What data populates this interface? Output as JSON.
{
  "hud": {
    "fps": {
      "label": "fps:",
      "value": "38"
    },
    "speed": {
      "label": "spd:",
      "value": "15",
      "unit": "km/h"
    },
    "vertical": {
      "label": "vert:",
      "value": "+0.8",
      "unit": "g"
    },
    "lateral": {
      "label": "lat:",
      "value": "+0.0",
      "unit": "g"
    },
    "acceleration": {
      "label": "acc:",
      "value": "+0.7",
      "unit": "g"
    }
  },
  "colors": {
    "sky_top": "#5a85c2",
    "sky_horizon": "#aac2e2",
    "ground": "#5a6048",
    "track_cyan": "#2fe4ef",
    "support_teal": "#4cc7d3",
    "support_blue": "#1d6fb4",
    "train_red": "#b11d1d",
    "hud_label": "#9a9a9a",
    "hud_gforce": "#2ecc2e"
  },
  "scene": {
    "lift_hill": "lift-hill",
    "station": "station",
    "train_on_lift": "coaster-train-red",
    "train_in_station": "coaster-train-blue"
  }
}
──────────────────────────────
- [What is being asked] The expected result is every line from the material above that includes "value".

- [Solution for this exercise]
      "value": "38"
      "value": "15",
      "value": "+0.8",
      "value": "+0.0",
      "value": "+0.7",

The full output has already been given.